▸ Exercise details
Filter the records down to the lines that hold the word "JSON", and copy each of those lines.

▸ Records
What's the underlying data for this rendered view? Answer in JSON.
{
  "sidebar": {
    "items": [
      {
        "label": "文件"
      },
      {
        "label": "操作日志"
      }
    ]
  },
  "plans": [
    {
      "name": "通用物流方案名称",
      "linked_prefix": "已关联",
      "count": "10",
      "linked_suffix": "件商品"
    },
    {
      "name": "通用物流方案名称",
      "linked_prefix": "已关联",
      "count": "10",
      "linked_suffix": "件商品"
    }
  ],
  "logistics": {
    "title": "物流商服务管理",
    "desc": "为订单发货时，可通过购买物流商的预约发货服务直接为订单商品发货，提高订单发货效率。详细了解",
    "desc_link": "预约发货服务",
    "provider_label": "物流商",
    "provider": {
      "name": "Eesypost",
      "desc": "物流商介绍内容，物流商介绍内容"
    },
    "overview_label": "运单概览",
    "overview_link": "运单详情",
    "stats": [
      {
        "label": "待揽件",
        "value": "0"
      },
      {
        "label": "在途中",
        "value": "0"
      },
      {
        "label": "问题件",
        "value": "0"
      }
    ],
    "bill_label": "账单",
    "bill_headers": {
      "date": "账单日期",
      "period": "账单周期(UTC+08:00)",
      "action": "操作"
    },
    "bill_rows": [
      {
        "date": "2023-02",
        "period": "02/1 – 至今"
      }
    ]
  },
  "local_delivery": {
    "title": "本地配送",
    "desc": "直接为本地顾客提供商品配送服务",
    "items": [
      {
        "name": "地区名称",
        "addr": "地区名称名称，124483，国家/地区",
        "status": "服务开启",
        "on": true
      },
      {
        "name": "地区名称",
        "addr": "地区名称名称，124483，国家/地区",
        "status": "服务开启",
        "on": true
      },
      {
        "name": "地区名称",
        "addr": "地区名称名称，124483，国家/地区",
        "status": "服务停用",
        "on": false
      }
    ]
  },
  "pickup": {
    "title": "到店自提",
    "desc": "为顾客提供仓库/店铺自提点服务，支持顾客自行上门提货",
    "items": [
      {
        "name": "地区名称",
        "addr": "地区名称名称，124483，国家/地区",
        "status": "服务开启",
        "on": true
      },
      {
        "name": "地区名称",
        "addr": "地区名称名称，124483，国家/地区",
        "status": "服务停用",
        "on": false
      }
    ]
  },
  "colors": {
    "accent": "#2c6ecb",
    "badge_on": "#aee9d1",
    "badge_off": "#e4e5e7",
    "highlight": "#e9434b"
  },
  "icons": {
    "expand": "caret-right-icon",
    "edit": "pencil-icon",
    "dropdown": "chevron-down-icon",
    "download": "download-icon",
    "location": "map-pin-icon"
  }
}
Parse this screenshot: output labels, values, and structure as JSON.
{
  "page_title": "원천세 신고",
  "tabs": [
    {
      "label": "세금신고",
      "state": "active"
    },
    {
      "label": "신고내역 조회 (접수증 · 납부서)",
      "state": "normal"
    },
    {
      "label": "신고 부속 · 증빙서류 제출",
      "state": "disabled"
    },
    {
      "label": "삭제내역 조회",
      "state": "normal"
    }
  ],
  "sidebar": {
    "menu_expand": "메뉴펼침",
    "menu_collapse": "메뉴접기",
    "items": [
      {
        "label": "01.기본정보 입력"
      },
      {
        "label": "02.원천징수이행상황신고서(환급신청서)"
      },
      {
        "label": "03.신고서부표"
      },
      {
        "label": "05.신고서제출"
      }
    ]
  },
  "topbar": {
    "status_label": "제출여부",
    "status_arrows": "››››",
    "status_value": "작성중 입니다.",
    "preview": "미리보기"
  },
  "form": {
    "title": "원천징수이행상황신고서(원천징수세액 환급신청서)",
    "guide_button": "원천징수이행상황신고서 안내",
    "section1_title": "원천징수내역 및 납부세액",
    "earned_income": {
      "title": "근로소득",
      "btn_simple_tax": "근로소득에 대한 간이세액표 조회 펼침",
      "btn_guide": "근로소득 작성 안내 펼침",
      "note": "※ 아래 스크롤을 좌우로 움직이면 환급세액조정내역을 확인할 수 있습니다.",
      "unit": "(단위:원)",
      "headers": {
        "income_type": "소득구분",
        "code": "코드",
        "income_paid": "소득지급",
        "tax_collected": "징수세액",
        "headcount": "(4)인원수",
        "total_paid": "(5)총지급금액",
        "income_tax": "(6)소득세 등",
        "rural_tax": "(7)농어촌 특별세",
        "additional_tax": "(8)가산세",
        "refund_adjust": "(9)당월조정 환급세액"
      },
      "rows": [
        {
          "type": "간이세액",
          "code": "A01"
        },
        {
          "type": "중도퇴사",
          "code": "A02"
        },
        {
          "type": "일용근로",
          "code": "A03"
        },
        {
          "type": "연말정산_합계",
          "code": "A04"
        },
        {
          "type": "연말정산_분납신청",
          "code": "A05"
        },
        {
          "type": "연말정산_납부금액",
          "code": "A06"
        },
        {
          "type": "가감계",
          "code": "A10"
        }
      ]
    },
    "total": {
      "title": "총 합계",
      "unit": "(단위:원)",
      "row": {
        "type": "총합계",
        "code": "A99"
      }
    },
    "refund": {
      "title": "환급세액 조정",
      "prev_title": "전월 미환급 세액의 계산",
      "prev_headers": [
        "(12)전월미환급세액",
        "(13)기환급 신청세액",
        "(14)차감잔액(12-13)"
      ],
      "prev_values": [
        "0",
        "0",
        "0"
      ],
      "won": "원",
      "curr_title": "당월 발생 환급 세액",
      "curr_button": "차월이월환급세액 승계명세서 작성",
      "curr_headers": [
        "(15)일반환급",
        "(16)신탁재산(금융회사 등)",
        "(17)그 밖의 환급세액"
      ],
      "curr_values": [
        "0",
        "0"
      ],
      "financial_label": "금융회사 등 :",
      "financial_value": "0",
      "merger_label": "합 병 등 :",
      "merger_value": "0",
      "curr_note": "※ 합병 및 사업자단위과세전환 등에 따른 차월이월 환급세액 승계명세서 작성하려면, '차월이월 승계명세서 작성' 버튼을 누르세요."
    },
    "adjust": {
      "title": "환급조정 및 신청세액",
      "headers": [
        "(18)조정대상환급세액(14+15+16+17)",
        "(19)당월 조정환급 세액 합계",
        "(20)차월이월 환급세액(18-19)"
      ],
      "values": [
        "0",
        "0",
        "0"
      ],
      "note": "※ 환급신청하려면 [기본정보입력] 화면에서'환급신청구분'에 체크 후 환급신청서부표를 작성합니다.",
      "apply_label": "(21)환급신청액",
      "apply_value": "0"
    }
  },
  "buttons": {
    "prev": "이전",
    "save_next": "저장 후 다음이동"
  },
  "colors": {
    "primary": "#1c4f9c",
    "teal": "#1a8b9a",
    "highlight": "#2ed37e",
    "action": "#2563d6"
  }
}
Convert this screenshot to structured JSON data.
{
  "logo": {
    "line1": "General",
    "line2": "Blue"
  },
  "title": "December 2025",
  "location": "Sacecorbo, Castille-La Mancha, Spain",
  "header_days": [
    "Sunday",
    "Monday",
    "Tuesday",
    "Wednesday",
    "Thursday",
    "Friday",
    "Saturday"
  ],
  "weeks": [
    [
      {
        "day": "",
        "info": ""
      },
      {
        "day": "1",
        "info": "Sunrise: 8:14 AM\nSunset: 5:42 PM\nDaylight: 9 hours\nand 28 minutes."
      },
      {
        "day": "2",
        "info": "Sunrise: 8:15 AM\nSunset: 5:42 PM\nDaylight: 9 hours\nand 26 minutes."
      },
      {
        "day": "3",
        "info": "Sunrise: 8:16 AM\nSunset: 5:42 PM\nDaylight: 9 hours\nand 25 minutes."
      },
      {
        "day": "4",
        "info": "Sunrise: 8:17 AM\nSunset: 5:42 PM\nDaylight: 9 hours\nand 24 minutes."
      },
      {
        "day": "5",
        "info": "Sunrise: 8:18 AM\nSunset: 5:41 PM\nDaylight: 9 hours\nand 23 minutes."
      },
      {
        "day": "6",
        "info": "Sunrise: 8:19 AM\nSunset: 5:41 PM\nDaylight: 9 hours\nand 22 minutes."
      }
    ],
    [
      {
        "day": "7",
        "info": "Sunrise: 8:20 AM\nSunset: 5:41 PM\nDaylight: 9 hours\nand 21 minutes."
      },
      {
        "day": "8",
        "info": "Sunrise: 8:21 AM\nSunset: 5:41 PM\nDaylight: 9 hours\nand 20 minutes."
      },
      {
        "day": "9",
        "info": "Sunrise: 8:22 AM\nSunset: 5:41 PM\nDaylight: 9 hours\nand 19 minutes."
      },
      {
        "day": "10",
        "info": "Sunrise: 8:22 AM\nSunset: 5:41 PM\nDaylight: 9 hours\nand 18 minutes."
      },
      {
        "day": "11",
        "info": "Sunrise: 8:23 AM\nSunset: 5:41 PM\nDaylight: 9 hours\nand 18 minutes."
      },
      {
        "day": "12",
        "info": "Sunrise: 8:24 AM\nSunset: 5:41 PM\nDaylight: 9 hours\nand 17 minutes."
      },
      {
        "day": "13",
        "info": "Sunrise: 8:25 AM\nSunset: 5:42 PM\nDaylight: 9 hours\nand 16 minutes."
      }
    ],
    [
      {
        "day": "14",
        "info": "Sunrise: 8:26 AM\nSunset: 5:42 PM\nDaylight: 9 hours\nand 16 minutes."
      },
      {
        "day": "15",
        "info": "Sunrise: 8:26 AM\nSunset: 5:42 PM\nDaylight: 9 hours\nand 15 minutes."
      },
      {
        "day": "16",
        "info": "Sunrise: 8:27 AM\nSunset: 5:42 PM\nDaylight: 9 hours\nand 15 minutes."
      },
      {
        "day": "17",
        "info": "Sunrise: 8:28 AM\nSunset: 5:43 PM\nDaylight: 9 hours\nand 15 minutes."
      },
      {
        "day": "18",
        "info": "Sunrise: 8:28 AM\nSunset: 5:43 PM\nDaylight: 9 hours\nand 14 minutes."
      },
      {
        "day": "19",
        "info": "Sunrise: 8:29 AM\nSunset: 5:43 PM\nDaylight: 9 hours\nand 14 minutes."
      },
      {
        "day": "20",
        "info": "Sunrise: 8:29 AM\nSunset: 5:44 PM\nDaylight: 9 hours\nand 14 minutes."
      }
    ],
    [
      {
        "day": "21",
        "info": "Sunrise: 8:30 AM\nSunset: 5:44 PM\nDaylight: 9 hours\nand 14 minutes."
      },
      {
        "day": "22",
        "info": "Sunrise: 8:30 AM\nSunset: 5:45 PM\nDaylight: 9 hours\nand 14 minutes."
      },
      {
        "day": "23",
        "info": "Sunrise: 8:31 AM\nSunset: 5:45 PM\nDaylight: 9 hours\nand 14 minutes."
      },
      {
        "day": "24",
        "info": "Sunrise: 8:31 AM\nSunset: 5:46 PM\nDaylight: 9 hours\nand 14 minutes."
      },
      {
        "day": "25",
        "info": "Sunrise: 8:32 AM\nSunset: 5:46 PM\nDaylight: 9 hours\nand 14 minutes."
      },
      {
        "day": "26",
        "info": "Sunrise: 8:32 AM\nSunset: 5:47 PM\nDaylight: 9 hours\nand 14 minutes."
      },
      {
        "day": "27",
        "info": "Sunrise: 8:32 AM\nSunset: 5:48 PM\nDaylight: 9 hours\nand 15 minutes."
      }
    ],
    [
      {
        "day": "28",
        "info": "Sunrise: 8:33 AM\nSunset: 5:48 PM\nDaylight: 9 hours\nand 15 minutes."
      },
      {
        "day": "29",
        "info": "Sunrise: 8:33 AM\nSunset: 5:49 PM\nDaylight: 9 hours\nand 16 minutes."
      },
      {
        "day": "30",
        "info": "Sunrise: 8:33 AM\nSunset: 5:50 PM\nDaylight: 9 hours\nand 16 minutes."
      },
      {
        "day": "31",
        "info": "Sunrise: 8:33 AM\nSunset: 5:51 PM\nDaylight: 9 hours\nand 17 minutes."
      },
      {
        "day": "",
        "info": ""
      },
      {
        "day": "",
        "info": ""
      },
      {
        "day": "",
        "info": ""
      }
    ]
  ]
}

▸ Expected answer
What's the underlying data for this rendered view? Answer in JSON.
Parse this screenshot: output labels, values, and structure as JSON.
Convert this screenshot to structured JSON data.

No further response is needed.